ISPs that think they can support 3G and 4G standards using their current backhaul capabilities need to think again, said several experts at this week's CTIA Wireless event.
During a day-long seminar on next-generation mobile backhaul, Infonetics principal analyst Michael Howard identified five major factors that were fracturing mobile-architecture backhaul, including the growing number of subscriber numbers; increased data and video traffic; and upcoming 3G and 4G standards, such as WiMAX and Long Term Evolution (LTE).
"If everyone were just using voice, then it would be easy," Howard said. "The backhaul architecture wouldn't be strained, you'd just add new capacity as you get new subscribers."

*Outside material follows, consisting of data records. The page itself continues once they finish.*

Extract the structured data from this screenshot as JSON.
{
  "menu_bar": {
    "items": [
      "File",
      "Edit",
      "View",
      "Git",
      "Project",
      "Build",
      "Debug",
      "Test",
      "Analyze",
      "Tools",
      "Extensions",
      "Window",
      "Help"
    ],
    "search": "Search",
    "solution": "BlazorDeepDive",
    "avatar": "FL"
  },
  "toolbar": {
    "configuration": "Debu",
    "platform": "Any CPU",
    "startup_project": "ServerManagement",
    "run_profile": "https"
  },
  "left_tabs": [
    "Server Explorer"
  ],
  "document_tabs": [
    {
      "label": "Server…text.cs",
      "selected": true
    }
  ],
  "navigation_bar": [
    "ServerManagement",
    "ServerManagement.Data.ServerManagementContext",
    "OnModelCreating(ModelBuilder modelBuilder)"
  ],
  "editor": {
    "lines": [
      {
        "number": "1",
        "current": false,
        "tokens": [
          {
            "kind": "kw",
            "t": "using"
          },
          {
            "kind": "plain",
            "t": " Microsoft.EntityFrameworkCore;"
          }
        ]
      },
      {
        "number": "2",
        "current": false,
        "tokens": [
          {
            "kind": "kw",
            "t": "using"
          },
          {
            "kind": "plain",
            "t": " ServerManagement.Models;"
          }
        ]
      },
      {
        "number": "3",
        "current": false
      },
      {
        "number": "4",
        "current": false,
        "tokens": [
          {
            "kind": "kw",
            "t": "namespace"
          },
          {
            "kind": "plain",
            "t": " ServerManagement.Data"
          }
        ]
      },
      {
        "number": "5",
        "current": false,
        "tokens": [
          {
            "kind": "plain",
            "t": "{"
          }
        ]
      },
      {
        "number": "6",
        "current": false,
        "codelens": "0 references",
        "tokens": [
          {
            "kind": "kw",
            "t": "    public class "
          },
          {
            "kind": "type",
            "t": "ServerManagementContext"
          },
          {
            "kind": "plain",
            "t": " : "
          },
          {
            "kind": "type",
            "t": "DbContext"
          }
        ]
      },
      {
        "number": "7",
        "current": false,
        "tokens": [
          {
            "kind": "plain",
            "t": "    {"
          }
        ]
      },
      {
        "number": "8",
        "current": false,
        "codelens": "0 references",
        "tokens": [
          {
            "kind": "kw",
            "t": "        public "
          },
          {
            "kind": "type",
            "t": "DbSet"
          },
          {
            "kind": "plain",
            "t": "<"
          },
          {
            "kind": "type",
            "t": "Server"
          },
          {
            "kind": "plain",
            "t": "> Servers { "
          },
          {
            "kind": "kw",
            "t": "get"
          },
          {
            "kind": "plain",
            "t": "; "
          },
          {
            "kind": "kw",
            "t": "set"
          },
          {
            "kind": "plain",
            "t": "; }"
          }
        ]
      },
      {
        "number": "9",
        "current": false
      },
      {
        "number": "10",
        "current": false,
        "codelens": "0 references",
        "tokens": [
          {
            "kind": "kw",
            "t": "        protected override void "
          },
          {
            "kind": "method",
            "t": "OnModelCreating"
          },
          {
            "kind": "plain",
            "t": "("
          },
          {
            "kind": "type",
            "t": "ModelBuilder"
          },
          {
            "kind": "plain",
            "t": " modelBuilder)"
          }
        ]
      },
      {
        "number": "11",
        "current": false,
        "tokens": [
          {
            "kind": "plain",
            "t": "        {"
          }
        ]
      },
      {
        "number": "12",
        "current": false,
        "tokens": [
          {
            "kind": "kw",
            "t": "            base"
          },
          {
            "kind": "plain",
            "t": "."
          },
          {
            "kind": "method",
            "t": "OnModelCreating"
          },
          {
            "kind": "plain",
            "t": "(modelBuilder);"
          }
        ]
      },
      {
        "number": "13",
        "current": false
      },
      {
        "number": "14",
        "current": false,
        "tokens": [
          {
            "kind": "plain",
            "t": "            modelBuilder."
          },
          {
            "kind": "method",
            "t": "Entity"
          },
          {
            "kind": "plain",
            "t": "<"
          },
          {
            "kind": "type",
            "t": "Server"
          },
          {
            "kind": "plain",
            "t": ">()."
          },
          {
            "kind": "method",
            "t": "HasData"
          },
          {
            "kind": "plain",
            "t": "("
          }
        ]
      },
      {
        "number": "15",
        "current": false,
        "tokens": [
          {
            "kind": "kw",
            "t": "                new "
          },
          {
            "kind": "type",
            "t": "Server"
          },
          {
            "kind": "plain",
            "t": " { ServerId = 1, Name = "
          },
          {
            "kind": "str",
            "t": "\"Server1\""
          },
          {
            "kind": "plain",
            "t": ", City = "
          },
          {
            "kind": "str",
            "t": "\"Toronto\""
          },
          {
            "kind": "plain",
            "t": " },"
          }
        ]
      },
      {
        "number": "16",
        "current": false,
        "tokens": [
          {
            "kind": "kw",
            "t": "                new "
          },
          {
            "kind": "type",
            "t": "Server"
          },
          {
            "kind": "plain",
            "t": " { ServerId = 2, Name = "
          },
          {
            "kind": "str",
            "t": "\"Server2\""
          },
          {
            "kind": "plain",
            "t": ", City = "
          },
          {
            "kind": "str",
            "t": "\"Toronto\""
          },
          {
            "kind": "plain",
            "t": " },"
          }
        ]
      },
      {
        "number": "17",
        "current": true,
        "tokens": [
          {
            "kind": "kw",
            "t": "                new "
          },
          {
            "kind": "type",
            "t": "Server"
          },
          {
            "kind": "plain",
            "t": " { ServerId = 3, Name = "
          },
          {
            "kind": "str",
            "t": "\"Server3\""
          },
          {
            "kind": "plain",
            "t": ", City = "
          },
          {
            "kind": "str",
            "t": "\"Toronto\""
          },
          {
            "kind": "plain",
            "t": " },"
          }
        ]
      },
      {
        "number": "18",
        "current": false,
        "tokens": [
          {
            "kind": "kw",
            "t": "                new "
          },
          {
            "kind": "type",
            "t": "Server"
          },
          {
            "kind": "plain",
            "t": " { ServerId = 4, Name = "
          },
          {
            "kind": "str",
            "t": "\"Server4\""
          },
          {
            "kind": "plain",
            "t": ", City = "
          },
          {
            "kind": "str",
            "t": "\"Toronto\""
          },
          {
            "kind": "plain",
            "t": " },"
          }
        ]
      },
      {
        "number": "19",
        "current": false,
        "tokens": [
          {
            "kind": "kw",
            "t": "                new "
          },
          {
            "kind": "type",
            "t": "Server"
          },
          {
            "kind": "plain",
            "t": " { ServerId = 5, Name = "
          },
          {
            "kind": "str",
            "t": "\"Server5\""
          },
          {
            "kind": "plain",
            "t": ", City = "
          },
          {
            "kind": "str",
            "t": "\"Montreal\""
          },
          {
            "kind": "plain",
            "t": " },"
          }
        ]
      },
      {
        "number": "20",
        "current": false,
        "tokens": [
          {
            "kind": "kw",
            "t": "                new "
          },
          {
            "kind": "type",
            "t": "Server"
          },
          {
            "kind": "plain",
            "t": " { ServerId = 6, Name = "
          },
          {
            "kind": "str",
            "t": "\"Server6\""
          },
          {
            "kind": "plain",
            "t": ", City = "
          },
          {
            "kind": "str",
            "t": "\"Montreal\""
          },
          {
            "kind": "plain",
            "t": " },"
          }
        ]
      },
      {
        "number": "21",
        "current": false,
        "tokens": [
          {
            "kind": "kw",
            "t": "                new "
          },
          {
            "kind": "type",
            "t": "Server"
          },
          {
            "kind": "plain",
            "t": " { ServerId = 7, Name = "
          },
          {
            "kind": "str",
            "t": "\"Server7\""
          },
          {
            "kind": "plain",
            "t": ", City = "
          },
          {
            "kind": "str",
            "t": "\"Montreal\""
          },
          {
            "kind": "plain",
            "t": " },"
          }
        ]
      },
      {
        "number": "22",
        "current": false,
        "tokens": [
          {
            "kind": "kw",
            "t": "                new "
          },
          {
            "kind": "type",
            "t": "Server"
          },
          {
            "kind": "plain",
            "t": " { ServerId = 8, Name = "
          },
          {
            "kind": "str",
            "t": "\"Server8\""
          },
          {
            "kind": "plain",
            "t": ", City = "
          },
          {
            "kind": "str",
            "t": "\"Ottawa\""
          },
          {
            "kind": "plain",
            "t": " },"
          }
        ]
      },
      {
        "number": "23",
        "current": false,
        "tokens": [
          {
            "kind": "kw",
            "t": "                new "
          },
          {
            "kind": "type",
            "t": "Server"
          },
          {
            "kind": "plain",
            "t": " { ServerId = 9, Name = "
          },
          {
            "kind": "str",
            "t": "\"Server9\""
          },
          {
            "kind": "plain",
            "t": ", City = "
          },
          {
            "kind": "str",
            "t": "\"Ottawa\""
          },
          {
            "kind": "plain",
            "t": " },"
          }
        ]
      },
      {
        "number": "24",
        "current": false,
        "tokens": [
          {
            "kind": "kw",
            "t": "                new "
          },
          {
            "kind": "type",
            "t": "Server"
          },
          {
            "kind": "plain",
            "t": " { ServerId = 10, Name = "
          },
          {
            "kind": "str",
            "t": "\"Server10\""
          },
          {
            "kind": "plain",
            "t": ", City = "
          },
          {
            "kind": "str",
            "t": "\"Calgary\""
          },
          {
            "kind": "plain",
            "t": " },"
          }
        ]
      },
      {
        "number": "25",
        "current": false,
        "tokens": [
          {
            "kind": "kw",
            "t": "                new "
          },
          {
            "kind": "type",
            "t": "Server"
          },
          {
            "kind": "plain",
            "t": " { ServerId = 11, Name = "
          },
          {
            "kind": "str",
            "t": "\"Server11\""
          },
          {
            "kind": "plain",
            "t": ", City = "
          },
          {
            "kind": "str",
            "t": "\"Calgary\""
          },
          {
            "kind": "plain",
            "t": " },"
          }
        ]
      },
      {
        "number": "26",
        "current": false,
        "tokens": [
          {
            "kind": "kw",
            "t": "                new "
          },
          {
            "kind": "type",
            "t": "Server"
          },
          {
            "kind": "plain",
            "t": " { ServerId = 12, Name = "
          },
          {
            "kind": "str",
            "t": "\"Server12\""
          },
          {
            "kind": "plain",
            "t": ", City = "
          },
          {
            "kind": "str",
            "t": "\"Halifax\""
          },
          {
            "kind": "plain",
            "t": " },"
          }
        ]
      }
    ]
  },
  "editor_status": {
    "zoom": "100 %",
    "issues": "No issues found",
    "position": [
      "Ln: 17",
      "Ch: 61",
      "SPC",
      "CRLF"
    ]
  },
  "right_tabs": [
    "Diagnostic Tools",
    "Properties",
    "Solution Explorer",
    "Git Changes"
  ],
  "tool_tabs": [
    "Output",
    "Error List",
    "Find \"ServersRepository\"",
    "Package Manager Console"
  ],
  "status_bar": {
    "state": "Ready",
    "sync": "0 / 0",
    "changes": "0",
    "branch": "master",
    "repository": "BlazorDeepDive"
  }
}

But as T-Mobile's experience with deploying High-Speed Downlink Packet Access (HSDPA) technology over its European network has shown, mobile data does indeed create major strains upon wireless networks. Thus, to keep up, ISPs will need to migrate away from TDM backhaul and upgrade to IP/Ethernet backhaul, Howard said.
Earlier this week, Juniper Networks unveiled a mobile backhaul solution designed to upgrade legacy TDM and ATM backhaul networks to packet-based backhaul networks using IP/MPLS/Ethernet equipment. During a mobile-backhaul panel this week, representatives from Axerra Networks, Ceterus Networks and DragonWave presented their companies' respective approaches to upgrading backhaul for next-generation technologies.
Alan Solheim, DragonWave's vice president of product management, described his company's approach of packetizing TDM traffic, mixing it with Ethernet traffic and transporting the combined stream over DragonWave's IP-based Ethernet wireless links.
Axerra marketing vice president Haim Volinsky talked about how his company used pseudo-wires to accommodate ATM and TDM traffic across a packet backhaul. Finally, Ceterus product management vice president Mark McDonald discussed how his company created a single Ethernet pipe by bonding individual DS-1s, E1s, DS-3s or SONET/Synchronous Digital Hierarchy (SDH) links using ITU-standard circuit bonding.
No matter which approach ISPs used to upgrade their backhaul, the benefits of shifting to packet-based IP/Ethernet backhaul were indisputable, Howard said. "It brings better efficiency, lower costs, higher capacities," he said. "Backhaul ought to help build the bank, not break it."